**WHAT YOU NEED TO DO**
The records sit below. Return every line in them that holds the word "true".
[TASK INPUTS]
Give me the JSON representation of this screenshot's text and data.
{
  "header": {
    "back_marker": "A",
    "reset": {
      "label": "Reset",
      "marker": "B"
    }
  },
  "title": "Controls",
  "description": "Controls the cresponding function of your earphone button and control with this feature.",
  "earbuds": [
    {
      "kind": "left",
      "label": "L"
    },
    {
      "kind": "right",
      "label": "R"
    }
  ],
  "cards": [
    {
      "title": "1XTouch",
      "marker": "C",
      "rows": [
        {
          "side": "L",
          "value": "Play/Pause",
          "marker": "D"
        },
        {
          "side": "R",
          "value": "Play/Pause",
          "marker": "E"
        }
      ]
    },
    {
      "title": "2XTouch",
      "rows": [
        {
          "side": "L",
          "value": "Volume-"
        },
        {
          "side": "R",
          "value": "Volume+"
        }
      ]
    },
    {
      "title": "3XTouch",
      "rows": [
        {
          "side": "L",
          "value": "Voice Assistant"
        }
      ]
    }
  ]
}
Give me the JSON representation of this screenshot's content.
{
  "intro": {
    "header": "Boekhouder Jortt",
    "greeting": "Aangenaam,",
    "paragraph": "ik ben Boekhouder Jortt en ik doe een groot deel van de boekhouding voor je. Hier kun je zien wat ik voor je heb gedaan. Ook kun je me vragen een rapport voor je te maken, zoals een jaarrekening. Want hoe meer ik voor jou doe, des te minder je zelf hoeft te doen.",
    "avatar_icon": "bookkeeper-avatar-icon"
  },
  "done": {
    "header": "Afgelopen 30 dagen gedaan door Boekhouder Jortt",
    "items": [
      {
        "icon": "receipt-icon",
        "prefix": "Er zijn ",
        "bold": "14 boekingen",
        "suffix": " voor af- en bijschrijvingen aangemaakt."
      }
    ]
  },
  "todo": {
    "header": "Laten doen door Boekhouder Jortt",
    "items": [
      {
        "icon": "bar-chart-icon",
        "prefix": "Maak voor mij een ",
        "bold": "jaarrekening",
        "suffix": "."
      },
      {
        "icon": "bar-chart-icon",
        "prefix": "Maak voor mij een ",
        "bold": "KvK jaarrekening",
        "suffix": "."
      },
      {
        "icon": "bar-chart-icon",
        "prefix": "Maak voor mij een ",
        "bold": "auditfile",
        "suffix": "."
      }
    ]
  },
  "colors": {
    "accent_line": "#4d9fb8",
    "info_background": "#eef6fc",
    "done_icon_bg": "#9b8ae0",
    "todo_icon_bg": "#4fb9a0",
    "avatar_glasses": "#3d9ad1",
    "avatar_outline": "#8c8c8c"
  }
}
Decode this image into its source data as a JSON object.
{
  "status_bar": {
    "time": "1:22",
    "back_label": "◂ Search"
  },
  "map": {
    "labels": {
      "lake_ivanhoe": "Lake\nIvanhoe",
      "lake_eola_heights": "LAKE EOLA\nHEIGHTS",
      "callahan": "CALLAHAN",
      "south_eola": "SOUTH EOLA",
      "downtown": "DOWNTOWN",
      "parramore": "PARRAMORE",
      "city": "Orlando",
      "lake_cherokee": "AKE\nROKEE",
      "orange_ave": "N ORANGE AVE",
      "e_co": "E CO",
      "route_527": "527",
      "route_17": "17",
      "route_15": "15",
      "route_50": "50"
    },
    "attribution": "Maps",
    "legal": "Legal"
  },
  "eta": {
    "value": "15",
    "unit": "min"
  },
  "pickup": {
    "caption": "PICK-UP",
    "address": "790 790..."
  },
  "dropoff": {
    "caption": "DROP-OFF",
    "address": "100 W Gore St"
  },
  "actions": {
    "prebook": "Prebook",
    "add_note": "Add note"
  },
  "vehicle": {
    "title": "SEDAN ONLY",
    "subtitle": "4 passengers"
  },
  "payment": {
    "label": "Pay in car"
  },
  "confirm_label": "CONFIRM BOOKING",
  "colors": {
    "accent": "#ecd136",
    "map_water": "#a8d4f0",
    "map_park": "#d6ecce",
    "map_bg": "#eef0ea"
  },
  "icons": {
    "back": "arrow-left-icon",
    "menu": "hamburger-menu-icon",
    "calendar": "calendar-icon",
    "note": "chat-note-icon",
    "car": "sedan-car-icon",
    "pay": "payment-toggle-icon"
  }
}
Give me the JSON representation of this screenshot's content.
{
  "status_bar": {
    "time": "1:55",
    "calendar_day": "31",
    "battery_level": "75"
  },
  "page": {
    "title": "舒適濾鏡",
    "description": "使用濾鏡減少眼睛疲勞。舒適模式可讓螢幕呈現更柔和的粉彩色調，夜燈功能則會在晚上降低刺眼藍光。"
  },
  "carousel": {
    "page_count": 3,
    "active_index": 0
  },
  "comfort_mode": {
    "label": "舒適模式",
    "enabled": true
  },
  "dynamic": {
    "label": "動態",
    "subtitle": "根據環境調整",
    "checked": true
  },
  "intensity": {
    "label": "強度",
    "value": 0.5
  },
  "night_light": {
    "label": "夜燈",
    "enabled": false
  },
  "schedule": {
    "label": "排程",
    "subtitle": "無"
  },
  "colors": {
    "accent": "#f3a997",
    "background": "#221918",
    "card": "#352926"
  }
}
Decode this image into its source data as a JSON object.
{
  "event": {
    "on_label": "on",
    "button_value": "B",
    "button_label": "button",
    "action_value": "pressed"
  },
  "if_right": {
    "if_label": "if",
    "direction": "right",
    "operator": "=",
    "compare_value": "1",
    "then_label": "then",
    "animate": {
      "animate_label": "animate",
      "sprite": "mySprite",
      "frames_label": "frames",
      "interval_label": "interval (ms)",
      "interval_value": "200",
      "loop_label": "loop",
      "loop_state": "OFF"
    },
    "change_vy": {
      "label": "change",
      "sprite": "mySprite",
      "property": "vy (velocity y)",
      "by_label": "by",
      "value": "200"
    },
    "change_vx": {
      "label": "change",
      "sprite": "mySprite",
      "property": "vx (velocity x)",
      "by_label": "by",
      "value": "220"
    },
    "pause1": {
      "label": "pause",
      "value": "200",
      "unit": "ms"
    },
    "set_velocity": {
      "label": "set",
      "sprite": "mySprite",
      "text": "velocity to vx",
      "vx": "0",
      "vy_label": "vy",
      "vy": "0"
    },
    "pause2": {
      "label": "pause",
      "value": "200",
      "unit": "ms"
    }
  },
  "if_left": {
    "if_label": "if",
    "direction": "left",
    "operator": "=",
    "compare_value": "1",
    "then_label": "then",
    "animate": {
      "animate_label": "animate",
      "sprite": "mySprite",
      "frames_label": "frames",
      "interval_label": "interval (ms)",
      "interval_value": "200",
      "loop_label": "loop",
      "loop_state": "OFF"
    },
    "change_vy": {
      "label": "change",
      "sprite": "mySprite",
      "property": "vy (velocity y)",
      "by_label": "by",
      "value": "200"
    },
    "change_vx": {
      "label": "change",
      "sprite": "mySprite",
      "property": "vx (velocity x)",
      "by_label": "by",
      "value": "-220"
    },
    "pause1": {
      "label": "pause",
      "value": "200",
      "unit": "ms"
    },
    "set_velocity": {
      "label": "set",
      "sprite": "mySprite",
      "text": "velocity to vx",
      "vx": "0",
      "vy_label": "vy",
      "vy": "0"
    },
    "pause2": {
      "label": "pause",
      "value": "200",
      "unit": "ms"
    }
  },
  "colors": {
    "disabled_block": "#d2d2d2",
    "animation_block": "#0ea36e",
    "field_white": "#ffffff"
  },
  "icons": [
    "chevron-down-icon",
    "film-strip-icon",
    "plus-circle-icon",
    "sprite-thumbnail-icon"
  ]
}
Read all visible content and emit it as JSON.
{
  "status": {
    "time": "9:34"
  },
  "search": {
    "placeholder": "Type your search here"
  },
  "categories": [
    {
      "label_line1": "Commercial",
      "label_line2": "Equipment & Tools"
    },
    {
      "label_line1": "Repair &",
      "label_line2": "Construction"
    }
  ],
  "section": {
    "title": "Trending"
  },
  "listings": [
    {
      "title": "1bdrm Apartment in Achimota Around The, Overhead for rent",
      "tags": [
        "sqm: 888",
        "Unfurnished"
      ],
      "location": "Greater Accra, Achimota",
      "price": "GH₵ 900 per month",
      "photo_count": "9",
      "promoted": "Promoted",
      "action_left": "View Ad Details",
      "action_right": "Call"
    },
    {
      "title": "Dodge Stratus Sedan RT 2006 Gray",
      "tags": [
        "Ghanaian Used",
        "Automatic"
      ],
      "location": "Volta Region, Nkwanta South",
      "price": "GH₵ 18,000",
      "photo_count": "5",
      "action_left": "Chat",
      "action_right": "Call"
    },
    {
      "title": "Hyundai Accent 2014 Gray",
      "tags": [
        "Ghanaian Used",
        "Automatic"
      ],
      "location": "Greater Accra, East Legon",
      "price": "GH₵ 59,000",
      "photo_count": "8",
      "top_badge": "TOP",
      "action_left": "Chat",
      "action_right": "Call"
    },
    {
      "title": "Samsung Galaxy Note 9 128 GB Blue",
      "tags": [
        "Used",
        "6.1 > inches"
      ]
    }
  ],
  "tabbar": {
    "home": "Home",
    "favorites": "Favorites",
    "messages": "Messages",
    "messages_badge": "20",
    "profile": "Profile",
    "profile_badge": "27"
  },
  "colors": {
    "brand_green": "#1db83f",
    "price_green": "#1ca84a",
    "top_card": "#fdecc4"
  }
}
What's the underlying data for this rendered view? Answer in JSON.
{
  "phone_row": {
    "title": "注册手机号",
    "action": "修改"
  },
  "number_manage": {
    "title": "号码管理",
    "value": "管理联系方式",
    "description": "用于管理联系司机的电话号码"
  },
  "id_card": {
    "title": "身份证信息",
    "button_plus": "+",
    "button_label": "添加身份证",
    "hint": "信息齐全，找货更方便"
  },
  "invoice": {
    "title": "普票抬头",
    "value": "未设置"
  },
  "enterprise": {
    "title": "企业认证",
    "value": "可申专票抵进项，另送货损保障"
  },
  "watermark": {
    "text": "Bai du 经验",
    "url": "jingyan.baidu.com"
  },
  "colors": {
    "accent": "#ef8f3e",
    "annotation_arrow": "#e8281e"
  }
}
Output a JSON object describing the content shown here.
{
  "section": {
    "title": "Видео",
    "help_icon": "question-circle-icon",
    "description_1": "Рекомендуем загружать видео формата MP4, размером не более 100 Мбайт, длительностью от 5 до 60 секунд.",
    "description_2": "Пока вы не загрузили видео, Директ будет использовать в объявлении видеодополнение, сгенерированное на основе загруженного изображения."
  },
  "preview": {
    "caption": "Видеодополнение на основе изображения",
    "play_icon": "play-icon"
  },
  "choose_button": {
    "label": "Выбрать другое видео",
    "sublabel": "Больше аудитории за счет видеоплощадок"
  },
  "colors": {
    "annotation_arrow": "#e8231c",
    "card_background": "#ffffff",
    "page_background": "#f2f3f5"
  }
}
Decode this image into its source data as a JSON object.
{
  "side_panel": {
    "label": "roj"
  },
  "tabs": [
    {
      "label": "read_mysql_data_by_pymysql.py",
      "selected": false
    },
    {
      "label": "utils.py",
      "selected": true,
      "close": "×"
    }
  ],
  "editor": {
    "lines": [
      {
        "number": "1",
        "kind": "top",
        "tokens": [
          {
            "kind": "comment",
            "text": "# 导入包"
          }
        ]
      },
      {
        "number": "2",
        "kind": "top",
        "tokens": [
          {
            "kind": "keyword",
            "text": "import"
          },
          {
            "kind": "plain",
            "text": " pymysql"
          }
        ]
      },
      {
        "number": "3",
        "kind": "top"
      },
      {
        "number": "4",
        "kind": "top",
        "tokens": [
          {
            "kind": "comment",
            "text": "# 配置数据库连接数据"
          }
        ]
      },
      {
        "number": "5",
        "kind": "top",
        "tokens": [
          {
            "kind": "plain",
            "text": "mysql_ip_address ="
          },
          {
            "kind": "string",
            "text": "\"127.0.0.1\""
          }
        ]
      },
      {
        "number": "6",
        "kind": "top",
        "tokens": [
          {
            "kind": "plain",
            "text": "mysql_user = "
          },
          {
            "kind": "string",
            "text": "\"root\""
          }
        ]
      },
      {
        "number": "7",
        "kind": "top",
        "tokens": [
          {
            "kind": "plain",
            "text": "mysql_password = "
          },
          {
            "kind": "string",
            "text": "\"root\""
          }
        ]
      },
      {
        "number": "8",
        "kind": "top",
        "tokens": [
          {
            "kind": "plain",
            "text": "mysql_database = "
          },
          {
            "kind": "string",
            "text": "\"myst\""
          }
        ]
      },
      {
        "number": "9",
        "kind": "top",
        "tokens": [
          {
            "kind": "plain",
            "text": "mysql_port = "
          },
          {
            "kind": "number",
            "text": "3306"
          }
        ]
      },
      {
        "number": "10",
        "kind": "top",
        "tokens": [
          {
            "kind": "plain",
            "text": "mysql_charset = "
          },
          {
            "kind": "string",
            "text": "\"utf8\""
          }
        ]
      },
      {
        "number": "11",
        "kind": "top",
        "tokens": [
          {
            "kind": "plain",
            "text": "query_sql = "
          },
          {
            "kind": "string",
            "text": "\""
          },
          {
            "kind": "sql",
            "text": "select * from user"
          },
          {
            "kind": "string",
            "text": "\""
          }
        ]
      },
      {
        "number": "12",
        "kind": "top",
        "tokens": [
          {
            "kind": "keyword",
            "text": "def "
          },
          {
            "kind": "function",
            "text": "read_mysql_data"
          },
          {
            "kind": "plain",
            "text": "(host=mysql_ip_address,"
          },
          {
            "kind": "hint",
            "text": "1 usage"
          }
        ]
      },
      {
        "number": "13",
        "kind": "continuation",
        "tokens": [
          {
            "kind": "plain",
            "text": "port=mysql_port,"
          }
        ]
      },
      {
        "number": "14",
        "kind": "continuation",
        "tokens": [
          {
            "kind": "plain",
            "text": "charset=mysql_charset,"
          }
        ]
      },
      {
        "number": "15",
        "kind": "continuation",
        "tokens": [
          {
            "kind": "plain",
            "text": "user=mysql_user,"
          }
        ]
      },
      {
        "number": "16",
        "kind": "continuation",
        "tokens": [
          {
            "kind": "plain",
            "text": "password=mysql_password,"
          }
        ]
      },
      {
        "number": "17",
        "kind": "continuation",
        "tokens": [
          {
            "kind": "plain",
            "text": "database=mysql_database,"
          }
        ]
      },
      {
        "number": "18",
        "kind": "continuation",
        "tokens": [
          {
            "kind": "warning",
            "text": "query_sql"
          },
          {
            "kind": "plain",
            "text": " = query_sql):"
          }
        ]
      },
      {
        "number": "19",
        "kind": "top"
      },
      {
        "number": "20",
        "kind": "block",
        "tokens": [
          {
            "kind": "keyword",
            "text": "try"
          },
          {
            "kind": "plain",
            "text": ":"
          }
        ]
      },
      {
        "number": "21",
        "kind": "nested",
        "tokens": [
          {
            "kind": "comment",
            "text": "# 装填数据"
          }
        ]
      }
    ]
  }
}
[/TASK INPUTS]
**SOLVED EXERCISE**
    "enabled": true
    "checked": true
      "selected": true,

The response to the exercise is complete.